Task prompt - Below is a block of records; return all of them exactly, but without the images.

Supplied entries -
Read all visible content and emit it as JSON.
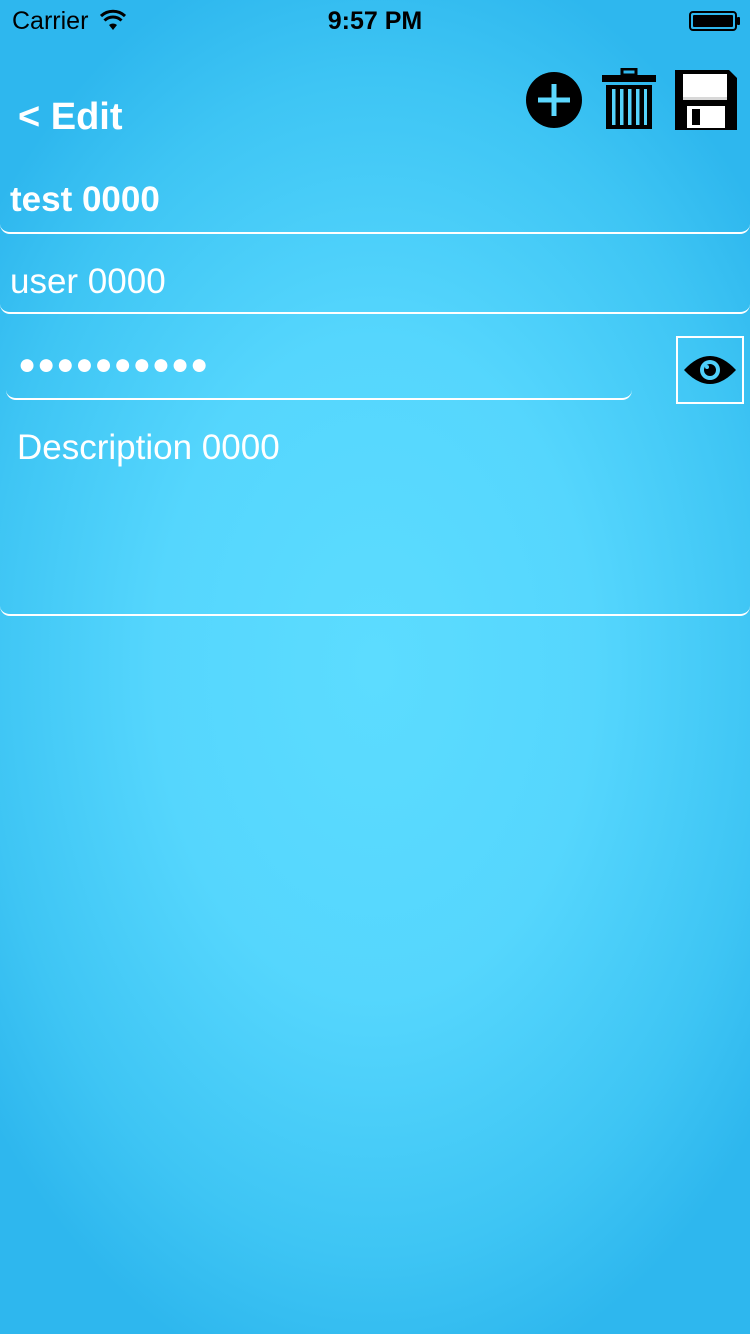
{
  "status_bar": {
    "carrier": "Carrier",
    "time": "9:57 PM",
    "wifi_icon": "wifi-icon",
    "battery_icon": "battery-full-icon"
  },
  "nav": {
    "back_label": "< Edit",
    "actions": [
      {
        "name": "add",
        "icon": "plus-circle-icon"
      },
      {
        "name": "delete",
        "icon": "trash-icon"
      },
      {
        "name": "save",
        "icon": "floppy-disk-icon"
      }
    ]
  },
  "form": {
    "title_value": "test 0000",
    "username_value": "user 0000",
    "password_masked": "●●●●●●●●●●",
    "show_password_icon": "eye-icon",
    "description_value": "Description 0000"
  },
  "colors": {
    "background_center": "#5cdcff",
    "background_edge": "#2eb7ee",
    "text": "#ffffff",
    "icons": "#000000"
  }
}
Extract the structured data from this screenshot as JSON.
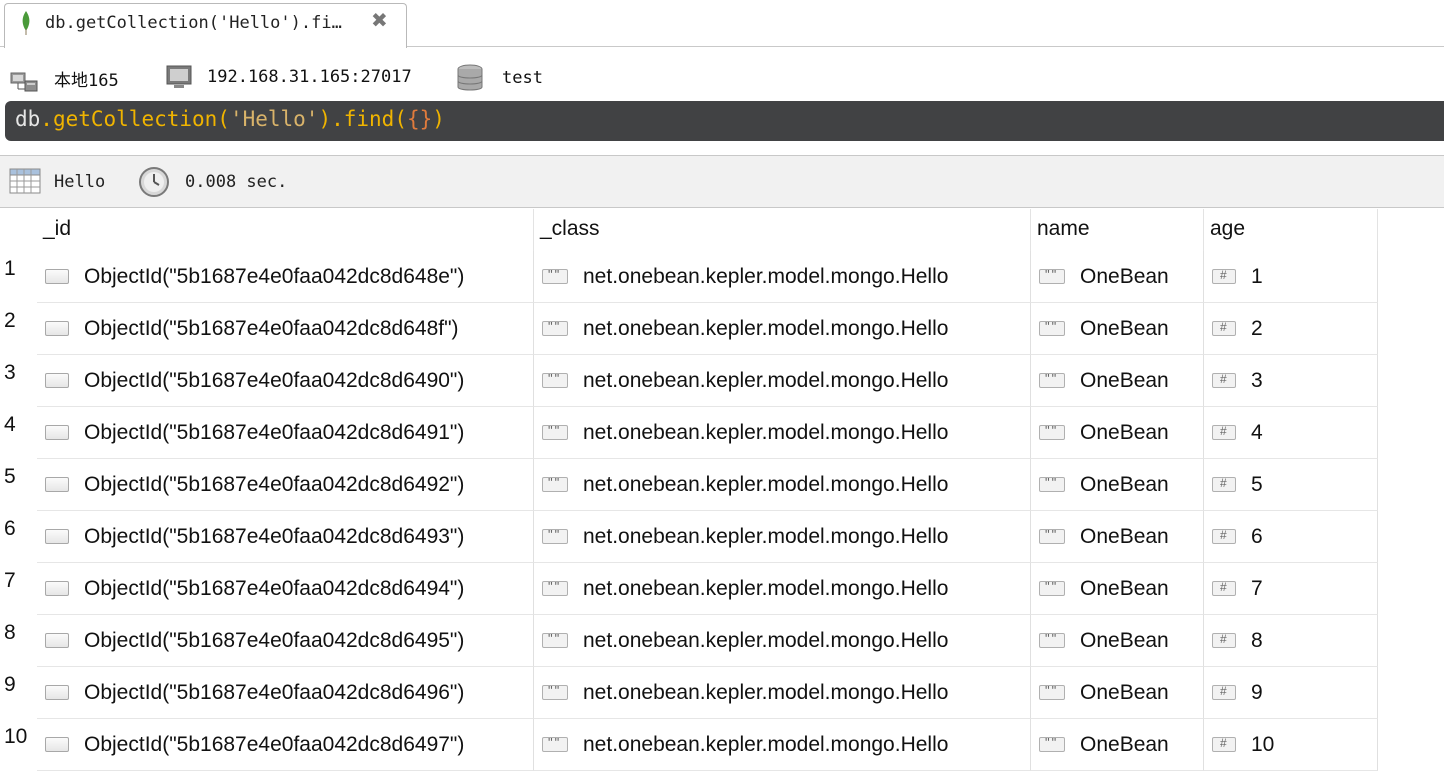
{
  "tab": {
    "title": "db.getCollection('Hello').fi…",
    "close": "✖"
  },
  "connection": {
    "name": "本地165",
    "address": "192.168.31.165:27017",
    "database": "test"
  },
  "query": {
    "p1": "db",
    "p2": ".getCollection(",
    "p3": "'Hello'",
    "p4": ").find(",
    "p5": "{}",
    "p6": ")"
  },
  "result": {
    "collection": "Hello",
    "time": "0.008 sec."
  },
  "table": {
    "columns": [
      "_id",
      "_class",
      "name",
      "age"
    ],
    "rows": [
      {
        "num": "1",
        "id": "ObjectId(\"5b1687e4e0faa042dc8d648e\")",
        "class": "net.onebean.kepler.model.mongo.Hello",
        "name": "OneBean",
        "age": "1"
      },
      {
        "num": "2",
        "id": "ObjectId(\"5b1687e4e0faa042dc8d648f\")",
        "class": "net.onebean.kepler.model.mongo.Hello",
        "name": "OneBean",
        "age": "2"
      },
      {
        "num": "3",
        "id": "ObjectId(\"5b1687e4e0faa042dc8d6490\")",
        "class": "net.onebean.kepler.model.mongo.Hello",
        "name": "OneBean",
        "age": "3"
      },
      {
        "num": "4",
        "id": "ObjectId(\"5b1687e4e0faa042dc8d6491\")",
        "class": "net.onebean.kepler.model.mongo.Hello",
        "name": "OneBean",
        "age": "4"
      },
      {
        "num": "5",
        "id": "ObjectId(\"5b1687e4e0faa042dc8d6492\")",
        "class": "net.onebean.kepler.model.mongo.Hello",
        "name": "OneBean",
        "age": "5"
      },
      {
        "num": "6",
        "id": "ObjectId(\"5b1687e4e0faa042dc8d6493\")",
        "class": "net.onebean.kepler.model.mongo.Hello",
        "name": "OneBean",
        "age": "6"
      },
      {
        "num": "7",
        "id": "ObjectId(\"5b1687e4e0faa042dc8d6494\")",
        "class": "net.onebean.kepler.model.mongo.Hello",
        "name": "OneBean",
        "age": "7"
      },
      {
        "num": "8",
        "id": "ObjectId(\"5b1687e4e0faa042dc8d6495\")",
        "class": "net.onebean.kepler.model.mongo.Hello",
        "name": "OneBean",
        "age": "8"
      },
      {
        "num": "9",
        "id": "ObjectId(\"5b1687e4e0faa042dc8d6496\")",
        "class": "net.onebean.kepler.model.mongo.Hello",
        "name": "OneBean",
        "age": "9"
      },
      {
        "num": "10",
        "id": "ObjectId(\"5b1687e4e0faa042dc8d6497\")",
        "class": "net.onebean.kepler.model.mongo.Hello",
        "name": "OneBean",
        "age": "10"
      }
    ]
  },
  "icons": {
    "tab": "mongodb-leaf-icon",
    "close": "close-icon",
    "server": "server-icon",
    "computer": "computer-icon",
    "database": "database-icon",
    "collection": "grid-table-icon",
    "timer": "clock-icon",
    "objectid": "object-type-icon",
    "string": "string-type-icon",
    "number": "number-type-icon"
  },
  "colors": {
    "query_bg": "#414244",
    "accent_leaf": "#4a9a3a"
  }
}
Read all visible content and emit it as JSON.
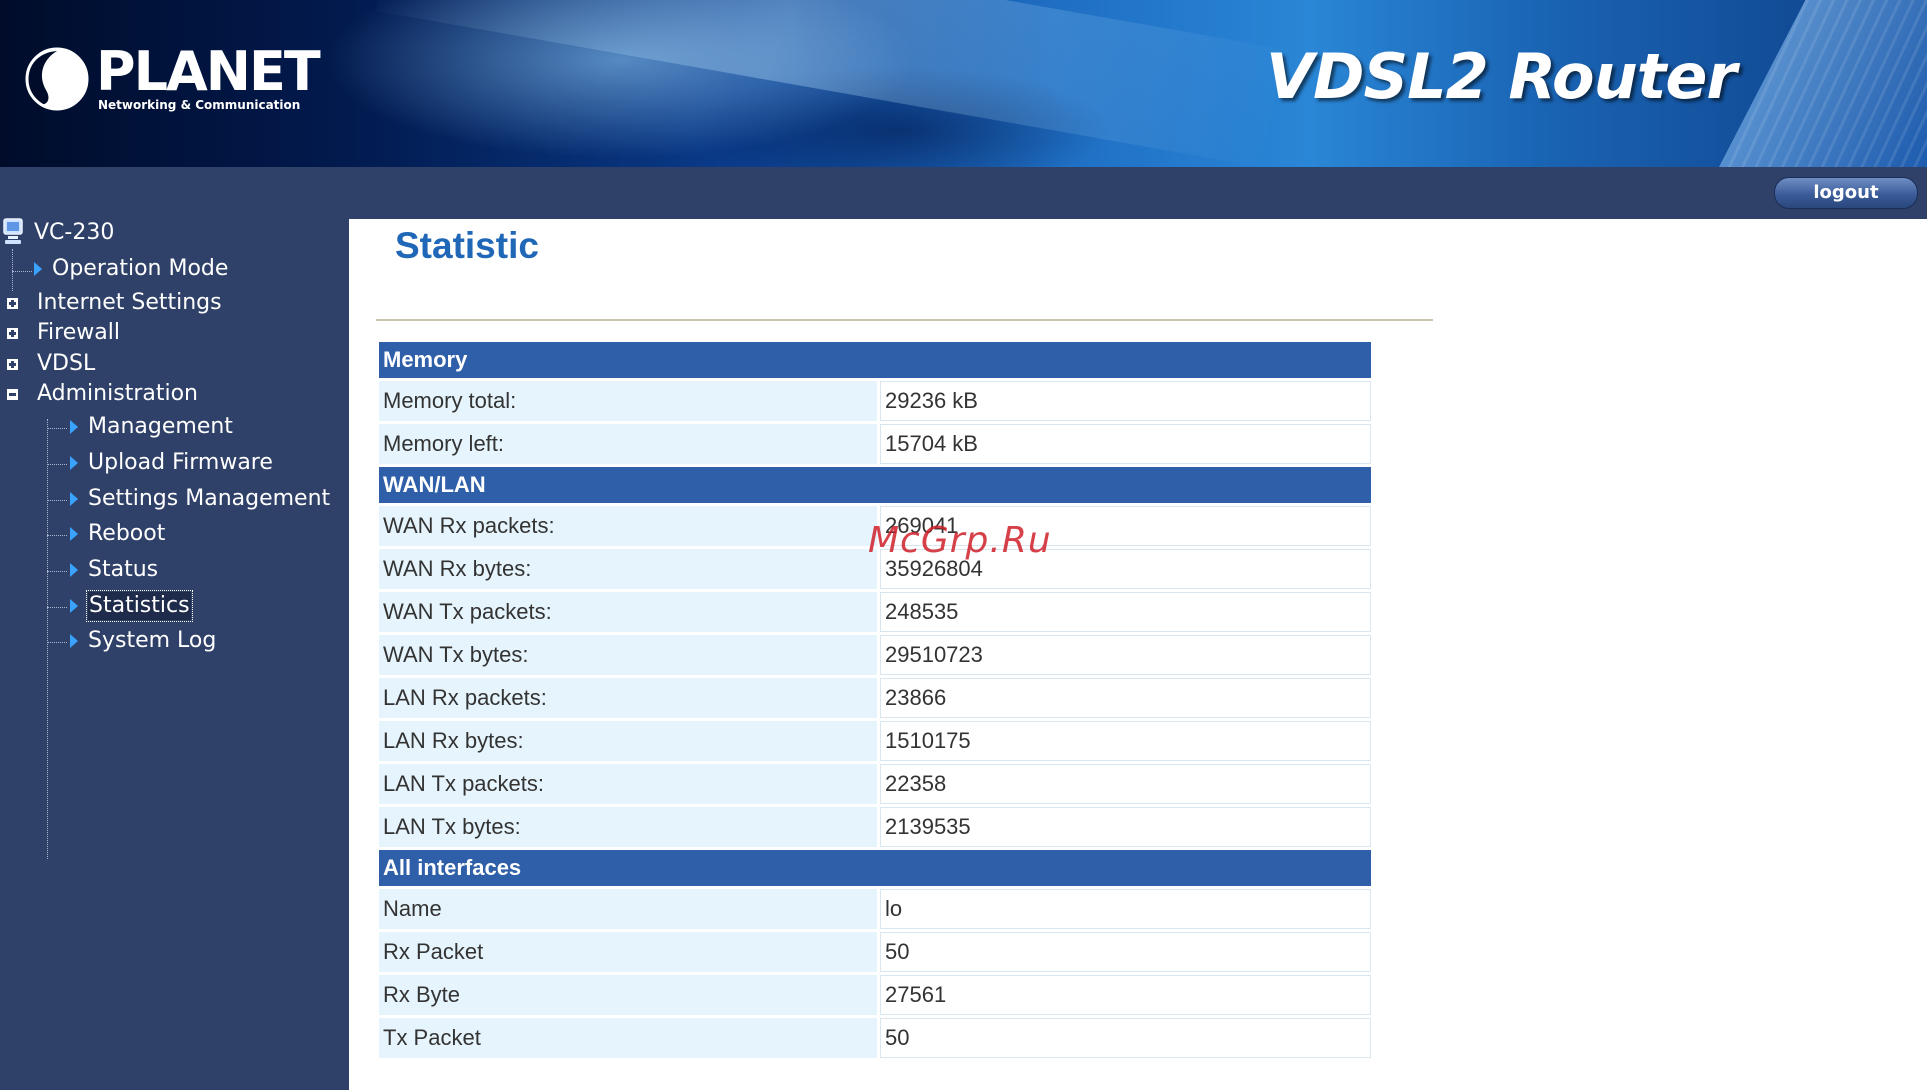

Task answer -
Read all visible content and emit it as JSON.
{
  "status_bar": {
    "carrier": "Carrier",
    "time": "9:57 PM",
    "wifi_icon": "wifi-icon",
    "battery_icon": "battery-full-icon"
  },
  "nav": {
    "back_label": "< Edit",
    "actions": [
      {
        "name": "add",
        "icon": "plus-circle-icon"
      },
      {
        "name": "delete",
        "icon": "trash-icon"
      },
      {
        "name": "save",
        "icon": "floppy-disk-icon"
      }
    ]
  },
  "form": {
    "title_value": "test 0000",
    "username_value": "user 0000",
    "password_masked": "●●●●●●●●●●",
    "show_password_icon": "eye-icon",
    "description_value": "Description 0000"
  },
  "colors": {
    "background_center": "#5cdcff",
    "background_edge": "#2eb7ee",
    "text": "#ffffff",
    "icons": "#000000"
  }
}
Extract the structured data from this screenshot as JSON.
{
  "tab": {
    "title": "db.getCollection('Hello').fi…",
    "close": "✖"
  },
  "connection": {
    "name": "本地165",
    "address": "192.168.31.165:27017",
    "database": "test"
  },
  "query": {
    "p1": "db",
    "p2": ".getCollection(",
    "p3": "'Hello'",
    "p4": ").find(",
    "p5": "{}",
    "p6": ")"
  },
  "result": {
    "collection": "Hello",
    "time": "0.008 sec."
  },
  "table": {
    "columns": [
      "_id",
      "_class",
      "name",
      "age"
    ],
    "rows": [
      {
        "num": "1",
        "id": "ObjectId(\"5b1687e4e0faa042dc8d648e\")",
        "class": "net.onebean.kepler.model.mongo.Hello",
        "name": "OneBean",
        "age": "1"
      },
      {
        "num": "2",
        "id": "ObjectId(\"5b1687e4e0faa042dc8d648f\")",
        "class": "net.onebean.kepler.model.mongo.Hello",
        "name": "OneBean",
        "age": "2"
      },
      {
        "num": "3",
        "id": "ObjectId(\"5b1687e4e0faa042dc8d6490\")",
        "class": "net.onebean.kepler.model.mongo.Hello",
        "name": "OneBean",
        "age": "3"
      },
      {
        "num": "4",
        "id": "ObjectId(\"5b1687e4e0faa042dc8d6491\")",
        "class": "net.onebean.kepler.model.mongo.Hello",
        "name": "OneBean",
        "age": "4"
      },
      {
        "num": "5",
        "id": "ObjectId(\"5b1687e4e0faa042dc8d6492\")",
        "class": "net.onebean.kepler.model.mongo.Hello",
        "name": "OneBean",
        "age": "5"
      },
      {
        "num": "6",
        "id": "ObjectId(\"5b1687e4e0faa042dc8d6493\")",
        "class": "net.onebean.kepler.model.mongo.Hello",
        "name": "OneBean",
        "age": "6"
      },
      {
        "num": "7",
        "id": "ObjectId(\"5b1687e4e0faa042dc8d6494\")",
        "class": "net.onebean.kepler.model.mongo.Hello",
        "name": "OneBean",
        "age": "7"
      },
      {
        "num": "8",
        "id": "ObjectId(\"5b1687e4e0faa042dc8d6495\")",
        "class": "net.onebean.kepler.model.mongo.Hello",
        "name": "OneBean",
        "age": "8"
      },
      {
        "num": "9",
        "id": "ObjectId(\"5b1687e4e0faa042dc8d6496\")",
        "class": "net.onebean.kepler.model.mongo.Hello",
        "name": "OneBean",
        "age": "9"
      },
      {
        "num": "10",
        "id": "ObjectId(\"5b1687e4e0faa042dc8d6497\")",
        "class": "net.onebean.kepler.model.mongo.Hello",
        "name": "OneBean",
        "age": "10"
      }
    ]
  },
  "icons": {
    "tab": "mongodb-leaf-icon",
    "close": "close-icon",
    "server": "server-icon",
    "computer": "computer-icon",
    "database": "database-icon",
    "collection": "grid-table-icon",
    "timer": "clock-icon",
    "objectid": "object-type-icon",
    "string": "string-type-icon",
    "number": "number-type-icon"
  },
  "colors": {
    "query_bg": "#414244",
    "accent_leaf": "#4a9a3a"
  }
}
Read all visible content and emit it as JSON.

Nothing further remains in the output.